- What you have to do
Copy out each line of the data below in which "компьютер" appears.

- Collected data
______________________________
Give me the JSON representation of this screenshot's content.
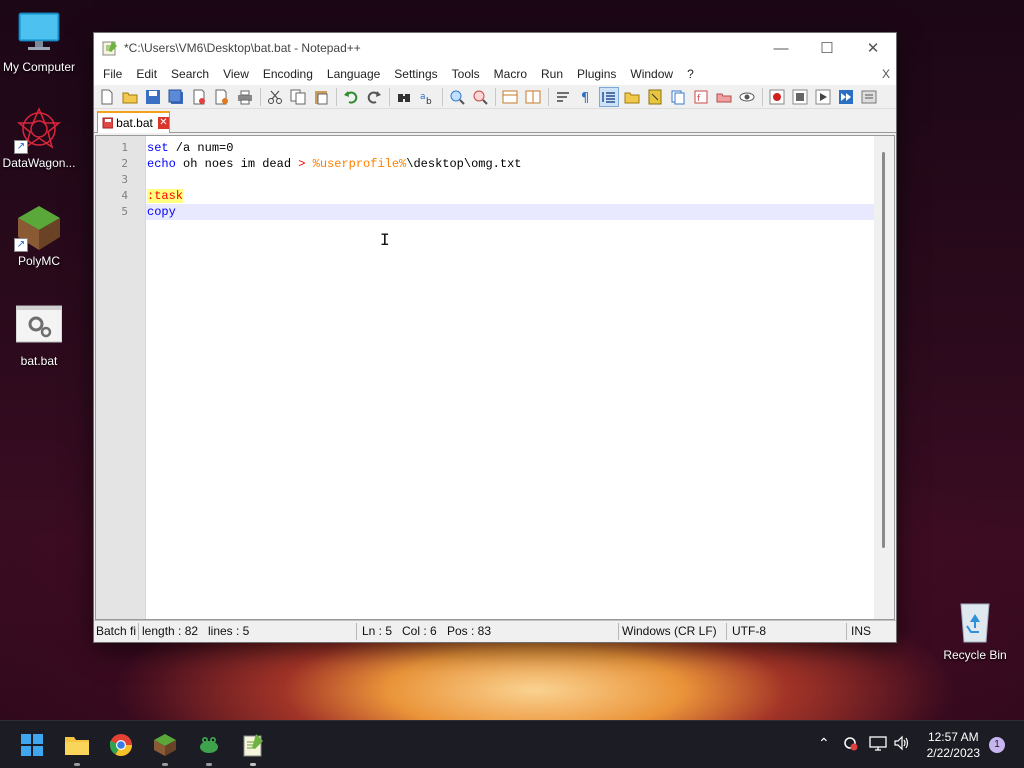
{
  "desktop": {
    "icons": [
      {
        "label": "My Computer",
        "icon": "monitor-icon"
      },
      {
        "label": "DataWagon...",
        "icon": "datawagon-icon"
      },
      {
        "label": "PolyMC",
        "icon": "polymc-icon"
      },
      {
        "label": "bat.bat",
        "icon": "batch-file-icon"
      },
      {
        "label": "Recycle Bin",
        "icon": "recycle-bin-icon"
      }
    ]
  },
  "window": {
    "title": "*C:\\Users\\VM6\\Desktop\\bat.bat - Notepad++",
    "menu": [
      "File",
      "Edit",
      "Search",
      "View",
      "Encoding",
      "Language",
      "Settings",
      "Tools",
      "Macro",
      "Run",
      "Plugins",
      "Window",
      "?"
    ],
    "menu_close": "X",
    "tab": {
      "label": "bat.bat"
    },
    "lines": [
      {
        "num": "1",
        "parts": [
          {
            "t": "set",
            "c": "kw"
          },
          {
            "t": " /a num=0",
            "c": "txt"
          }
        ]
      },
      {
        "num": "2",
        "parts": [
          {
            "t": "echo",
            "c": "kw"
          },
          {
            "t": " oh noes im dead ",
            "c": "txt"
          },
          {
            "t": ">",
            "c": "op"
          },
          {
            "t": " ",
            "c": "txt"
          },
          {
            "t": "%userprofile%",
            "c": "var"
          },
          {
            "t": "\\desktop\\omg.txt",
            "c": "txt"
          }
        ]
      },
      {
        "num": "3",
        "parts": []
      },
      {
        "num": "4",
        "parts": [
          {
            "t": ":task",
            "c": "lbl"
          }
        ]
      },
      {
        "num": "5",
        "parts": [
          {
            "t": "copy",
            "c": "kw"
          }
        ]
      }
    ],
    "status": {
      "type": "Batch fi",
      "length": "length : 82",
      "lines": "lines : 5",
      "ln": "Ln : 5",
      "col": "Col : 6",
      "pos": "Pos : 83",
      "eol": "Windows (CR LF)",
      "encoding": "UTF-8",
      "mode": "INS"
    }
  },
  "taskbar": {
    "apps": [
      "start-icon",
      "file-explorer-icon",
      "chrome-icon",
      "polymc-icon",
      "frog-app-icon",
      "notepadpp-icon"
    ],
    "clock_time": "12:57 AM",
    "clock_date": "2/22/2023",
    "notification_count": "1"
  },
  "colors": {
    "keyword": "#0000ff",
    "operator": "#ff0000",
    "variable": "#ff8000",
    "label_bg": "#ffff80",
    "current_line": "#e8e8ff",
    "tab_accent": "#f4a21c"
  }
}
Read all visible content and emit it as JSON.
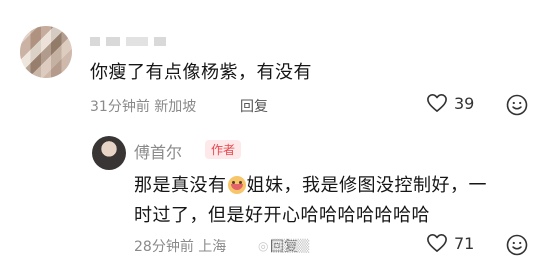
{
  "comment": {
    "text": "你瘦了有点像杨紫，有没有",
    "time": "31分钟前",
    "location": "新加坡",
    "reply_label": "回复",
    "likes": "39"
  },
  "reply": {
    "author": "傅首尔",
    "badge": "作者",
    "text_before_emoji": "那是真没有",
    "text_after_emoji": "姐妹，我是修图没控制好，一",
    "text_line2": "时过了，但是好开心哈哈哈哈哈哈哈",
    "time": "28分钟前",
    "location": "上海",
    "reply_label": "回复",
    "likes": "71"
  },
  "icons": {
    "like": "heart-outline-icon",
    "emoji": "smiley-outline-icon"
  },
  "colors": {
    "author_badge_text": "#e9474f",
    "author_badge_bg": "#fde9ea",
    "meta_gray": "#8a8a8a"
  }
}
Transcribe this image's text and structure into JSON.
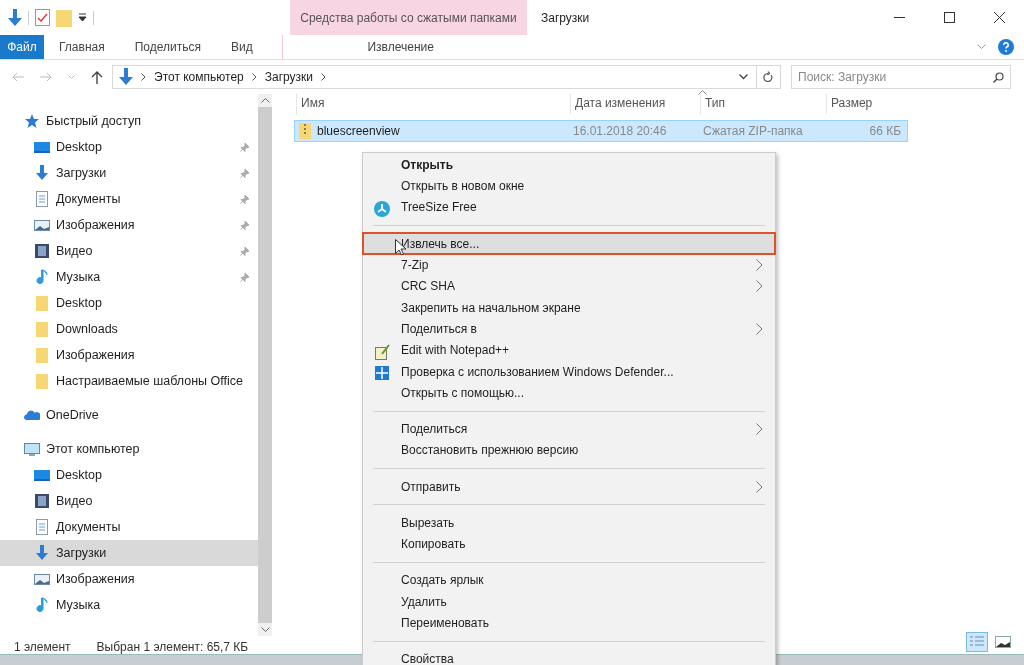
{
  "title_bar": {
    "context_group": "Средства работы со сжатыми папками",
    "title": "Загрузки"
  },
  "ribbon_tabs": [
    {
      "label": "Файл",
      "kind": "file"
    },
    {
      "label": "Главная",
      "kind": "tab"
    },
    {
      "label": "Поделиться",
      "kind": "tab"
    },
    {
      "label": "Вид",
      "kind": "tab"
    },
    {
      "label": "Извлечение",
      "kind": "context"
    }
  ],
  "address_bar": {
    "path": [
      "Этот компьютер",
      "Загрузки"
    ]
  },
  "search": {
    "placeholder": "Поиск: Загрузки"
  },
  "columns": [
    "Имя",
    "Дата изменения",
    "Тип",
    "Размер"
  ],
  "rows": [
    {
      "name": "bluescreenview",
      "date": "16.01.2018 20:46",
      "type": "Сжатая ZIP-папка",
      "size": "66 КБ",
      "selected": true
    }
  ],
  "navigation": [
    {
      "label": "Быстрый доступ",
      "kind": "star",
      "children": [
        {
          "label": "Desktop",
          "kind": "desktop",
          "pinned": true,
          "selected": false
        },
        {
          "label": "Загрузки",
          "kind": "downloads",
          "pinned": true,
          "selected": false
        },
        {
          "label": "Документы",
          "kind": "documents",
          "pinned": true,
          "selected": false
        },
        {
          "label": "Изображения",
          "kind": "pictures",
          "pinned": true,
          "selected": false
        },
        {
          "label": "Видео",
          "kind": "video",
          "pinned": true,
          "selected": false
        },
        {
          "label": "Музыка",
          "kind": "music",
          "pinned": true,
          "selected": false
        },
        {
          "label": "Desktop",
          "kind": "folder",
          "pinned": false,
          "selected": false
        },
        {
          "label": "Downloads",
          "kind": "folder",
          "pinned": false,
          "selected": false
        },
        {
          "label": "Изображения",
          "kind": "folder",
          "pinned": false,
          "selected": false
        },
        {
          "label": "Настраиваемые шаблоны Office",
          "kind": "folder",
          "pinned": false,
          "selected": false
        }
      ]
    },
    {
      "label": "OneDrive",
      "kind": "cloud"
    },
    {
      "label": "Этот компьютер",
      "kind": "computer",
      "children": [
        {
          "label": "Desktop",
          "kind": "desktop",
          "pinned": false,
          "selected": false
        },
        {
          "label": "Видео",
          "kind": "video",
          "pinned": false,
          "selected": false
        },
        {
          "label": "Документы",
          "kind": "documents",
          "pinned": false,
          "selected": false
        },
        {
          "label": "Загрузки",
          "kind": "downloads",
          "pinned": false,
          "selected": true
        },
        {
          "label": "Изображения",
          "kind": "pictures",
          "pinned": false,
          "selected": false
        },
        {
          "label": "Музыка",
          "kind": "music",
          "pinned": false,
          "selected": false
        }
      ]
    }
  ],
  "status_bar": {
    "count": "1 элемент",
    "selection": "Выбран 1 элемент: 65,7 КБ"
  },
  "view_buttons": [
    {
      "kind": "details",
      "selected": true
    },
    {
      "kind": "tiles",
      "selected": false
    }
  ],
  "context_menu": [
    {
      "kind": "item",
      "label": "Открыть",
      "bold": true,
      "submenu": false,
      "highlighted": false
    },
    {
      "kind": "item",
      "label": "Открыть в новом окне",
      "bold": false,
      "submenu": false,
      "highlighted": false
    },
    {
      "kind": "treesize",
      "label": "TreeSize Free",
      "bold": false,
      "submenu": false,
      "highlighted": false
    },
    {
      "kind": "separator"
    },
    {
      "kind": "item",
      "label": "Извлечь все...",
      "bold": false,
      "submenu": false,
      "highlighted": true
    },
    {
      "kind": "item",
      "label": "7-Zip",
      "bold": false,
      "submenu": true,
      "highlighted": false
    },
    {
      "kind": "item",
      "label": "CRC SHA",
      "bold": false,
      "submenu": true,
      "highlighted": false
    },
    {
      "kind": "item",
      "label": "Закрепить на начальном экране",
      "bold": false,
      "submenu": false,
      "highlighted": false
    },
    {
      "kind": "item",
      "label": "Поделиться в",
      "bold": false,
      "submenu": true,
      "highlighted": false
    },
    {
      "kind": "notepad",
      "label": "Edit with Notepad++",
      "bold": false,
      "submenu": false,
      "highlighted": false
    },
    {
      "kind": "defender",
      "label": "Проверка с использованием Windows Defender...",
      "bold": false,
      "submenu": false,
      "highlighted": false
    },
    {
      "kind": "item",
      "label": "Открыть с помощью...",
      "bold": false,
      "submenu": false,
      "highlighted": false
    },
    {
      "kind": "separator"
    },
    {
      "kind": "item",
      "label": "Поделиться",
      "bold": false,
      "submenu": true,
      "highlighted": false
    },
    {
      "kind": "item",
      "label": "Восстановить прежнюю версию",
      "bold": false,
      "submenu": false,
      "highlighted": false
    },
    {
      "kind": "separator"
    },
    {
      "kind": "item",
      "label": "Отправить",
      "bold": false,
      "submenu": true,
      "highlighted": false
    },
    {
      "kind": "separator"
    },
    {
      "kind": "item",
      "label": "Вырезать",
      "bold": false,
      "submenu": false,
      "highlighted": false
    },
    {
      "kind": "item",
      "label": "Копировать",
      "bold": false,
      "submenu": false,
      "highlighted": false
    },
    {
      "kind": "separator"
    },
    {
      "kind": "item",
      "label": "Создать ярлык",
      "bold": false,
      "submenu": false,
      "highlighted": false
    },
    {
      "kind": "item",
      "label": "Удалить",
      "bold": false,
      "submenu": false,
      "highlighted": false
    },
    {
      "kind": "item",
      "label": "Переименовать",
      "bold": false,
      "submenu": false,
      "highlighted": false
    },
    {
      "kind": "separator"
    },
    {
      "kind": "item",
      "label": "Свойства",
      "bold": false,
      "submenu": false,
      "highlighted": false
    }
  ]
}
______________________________
- Task response
      "Этот компьютер",
      "label": "Этот компьютер",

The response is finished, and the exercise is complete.